The company grew and prospered. She imported male dancers from abroad. She delegated responsibilities and was a very able director. Perhaps her greatest honour was in 1951 when a Royal Command Performance was given for the visit of Princess Elizabeth and Prince Phillip - and from this followed a Royal Charter, which gave her company the distinction of being the only Royal Ballet in the Commonwealth.
She fed upon success opening branch schools in many areas and afer 20 years had reached her pinnacle. It must have been a considerable shock when the Board of Directors she had appointed to safeguard the company, calmly gave her the sack. They considered it time to bring in a new young artistic director. Undoubtedly she had her problems with the Board and their lack of understanding of her achievements. There had been an occasion in 1951 when the New York impresario Sol Hurok offered the company a tour of the States and the Board turned it down considering the offer 'financially insufficient'.
Lloyd did not fight with the Board. When she heard their decision she was off at a trot to the next assignment. Her replacement, Ruthana Boris, a Russian ballerina from the Ballet Russe de Monte Carlo, lasted only two years in the driving seat, after which one of her leading male dancers, Arnold Spohr, was appointed and he was able to hold the reins for several decades, guiding the company to international fame and success.
Meanwhile, Lloyd established her second Canadian School of Ballet, in Toronto; but by this time a new Canadian ballet had been created in the city by Celia Franca from the Royal Ballet in London. Gweneth left her disciples and moved on, settling in the Okanagan Valley. She developed a chain of schools from north to south throughout the province, while living in Kelowna, British Columbia.
From 1948 to 1967 she was Ballet Director of the dance division of the Banff School of Fine Arts. The Banff summer school of ballet prospered over the years becoming one of the most prestigous seminars that attracted leading teachers from abroad.
Joy Camden, a leading Legat teacher, who worked with Gweneth during the Fifties as teacher-repetiteur to her company told me that: 'Gweneth was a very creative artist and an excellent teacher and a charming person beloved by all who worked with her.'
In 1968 Lloyd received the Officer Order of Canada and lived long enough to see her work mature and expand.
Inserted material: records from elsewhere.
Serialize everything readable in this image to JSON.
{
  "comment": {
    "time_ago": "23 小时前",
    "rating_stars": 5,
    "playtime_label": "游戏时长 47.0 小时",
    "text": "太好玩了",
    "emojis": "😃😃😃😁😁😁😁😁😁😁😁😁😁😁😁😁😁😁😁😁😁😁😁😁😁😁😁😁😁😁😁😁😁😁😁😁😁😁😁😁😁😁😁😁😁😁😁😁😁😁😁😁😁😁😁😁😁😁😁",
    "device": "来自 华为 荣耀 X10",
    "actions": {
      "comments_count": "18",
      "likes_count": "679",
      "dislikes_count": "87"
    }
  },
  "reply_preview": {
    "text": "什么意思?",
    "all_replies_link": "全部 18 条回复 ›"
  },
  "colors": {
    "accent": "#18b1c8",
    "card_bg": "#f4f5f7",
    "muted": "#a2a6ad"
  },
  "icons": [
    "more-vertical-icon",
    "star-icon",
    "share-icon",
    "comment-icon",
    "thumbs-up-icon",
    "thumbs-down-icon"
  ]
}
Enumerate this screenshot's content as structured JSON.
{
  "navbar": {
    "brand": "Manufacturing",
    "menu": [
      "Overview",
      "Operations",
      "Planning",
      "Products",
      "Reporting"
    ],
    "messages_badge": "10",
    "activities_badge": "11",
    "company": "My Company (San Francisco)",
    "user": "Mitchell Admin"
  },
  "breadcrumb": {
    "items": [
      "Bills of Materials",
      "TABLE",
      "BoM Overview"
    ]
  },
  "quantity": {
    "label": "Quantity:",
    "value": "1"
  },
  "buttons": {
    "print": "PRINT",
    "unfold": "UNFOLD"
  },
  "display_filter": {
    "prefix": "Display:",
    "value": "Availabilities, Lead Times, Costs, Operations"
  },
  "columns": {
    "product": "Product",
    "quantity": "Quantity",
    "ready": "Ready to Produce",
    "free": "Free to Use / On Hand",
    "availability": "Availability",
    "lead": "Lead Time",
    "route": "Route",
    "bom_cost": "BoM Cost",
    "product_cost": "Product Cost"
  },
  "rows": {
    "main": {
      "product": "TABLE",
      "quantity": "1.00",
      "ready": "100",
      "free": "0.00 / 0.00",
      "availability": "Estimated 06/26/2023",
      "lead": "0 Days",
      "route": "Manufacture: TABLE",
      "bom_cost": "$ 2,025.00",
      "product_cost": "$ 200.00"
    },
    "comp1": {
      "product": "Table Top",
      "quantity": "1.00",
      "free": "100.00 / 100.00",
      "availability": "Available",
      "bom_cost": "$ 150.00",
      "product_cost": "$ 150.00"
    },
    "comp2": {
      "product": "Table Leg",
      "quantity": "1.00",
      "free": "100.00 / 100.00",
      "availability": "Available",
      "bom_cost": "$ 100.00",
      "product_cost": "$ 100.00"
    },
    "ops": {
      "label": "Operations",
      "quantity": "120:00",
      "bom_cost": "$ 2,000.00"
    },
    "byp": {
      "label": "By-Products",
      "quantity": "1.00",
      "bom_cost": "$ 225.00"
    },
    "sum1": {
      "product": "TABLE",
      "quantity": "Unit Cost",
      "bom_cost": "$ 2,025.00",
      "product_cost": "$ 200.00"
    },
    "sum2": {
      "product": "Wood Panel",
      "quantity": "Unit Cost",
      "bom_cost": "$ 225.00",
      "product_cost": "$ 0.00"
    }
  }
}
Some of her dancers received international recognition. Evelyn Hart, one of the leading ballerinas in today's company, won a gold medal in Varna in 1980.
Gweneth Lloyd, truly pioneered ballet on the prairies and implanted a tradition.